Butterflies Are One Of Life’s Pleasures

Butterflies are one of life’s pleasures. They are beautiful, varied and ephemeral. The way they come from some less than cuddly caterpillar creature is nothing short of amazing. Rearranging all those body parts whilst they are pupating is a feat of juggling with your eyes shut that leaves me in awe.

 Now some butterflies live short lives, some hibernate over the winter when there is no nectar to sup, but some are adventurers. The monarch flying from the upper parts of the United States down to the Amazon to enjoy the tropical beneficence and keep out of the snows, is well documented. It is sad that habitat loss from one end to the other of its route is putting it under stress.
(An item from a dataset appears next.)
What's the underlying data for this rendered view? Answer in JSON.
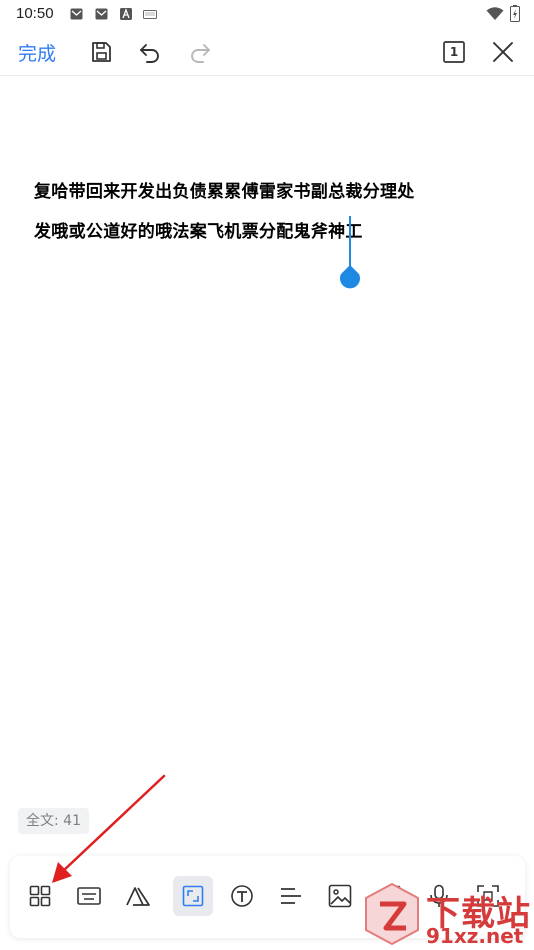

Europe also has its migrants, and the Painted Lady, Vanessa cardui, is one that winters in Africa. The very large group of Stefanescu et al have published their study of this gem in the current journal of Ecography (1). This was no small effort. It included radar monitoring as well as ground based studies and brought in citizen crowd sourcing science work to follow the migratory progress.
Painted Lady                              Alvesgaspar, Creative Commons

The Grand Migration, (and it is fair to call it such,) takes six generations to complete the cycle. It broods continuously as it goes and the numbers can be huge – many millions on the wing. The populations steadily advance Northwards during the spring until, finally as Autumn approaches, they have to head South to the equator, thousands of kilometer away.

Those little fragile wings catch the wind and the butterflies take advantage and fly high to get the fastest drift. They can be found flying their hearts out over a kilometer up in the sky, should one take the time to look. The trip from the heart of Africa to the fringes of the Arctic Circle and back means that they clock up ~14,000 km at speeds up to 50 km/h.

The number of immigrant Painted Ladies to the UK in 2009 was ~11M and they prospered so that ~26M emigrated in the Autumn that year (2).

  1. http://onlinelibrary.wiley.com/doi/10.1111/j.1600-0587.2012.07738.x/abstract
  2. http://www.bbc.co.uk/nature/19991550

Leave a Reply